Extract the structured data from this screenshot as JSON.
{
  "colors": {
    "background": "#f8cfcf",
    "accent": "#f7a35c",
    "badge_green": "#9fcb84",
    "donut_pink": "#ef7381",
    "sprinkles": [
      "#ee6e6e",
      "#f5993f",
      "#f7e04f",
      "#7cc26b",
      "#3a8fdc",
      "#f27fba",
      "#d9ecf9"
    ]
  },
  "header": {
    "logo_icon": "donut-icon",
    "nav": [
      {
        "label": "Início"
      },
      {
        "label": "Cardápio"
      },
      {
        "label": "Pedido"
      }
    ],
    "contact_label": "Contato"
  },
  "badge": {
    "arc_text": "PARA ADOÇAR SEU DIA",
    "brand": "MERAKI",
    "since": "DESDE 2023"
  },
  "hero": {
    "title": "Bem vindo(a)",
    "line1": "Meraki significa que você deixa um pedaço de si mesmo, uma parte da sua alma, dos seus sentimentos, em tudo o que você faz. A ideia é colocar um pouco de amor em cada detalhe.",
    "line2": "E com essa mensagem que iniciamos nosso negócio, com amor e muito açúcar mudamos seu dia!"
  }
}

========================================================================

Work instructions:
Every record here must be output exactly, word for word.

Written reply:
Extract the structured data from this screenshot as JSON.
{
  "colors": {
    "background": "#f8cfcf",
    "accent": "#f7a35c",
    "badge_green": "#9fcb84",
    "donut_pink": "#ef7381",
    "sprinkles": [
      "#ee6e6e",
      "#f5993f",
      "#f7e04f",
      "#7cc26b",
      "#3a8fdc",
      "#f27fba",
      "#d9ecf9"
    ]
  },
  "header": {
    "logo_icon": "donut-icon",
    "nav": [
      {
        "label": "Início"
      },
      {
        "label": "Cardápio"
      },
      {
        "label": "Pedido"
      }
    ],
    "contact_label": "Contato"
  },
  "badge": {
    "arc_text": "PARA ADOÇAR SEU DIA",
    "brand": "MERAKI",
    "since": "DESDE 2023"
  },
  "hero": {
    "title": "Bem vindo(a)",
    "line1": "Meraki significa que você deixa um pedaço de si mesmo, uma parte da sua alma, dos seus sentimentos, em tudo o que você faz. A ideia é colocar um pouco de amor em cada detalhe.",
    "line2": "E com essa mensagem que iniciamos nosso negócio, com amor e muito açúcar mudamos seu dia!"
  }
}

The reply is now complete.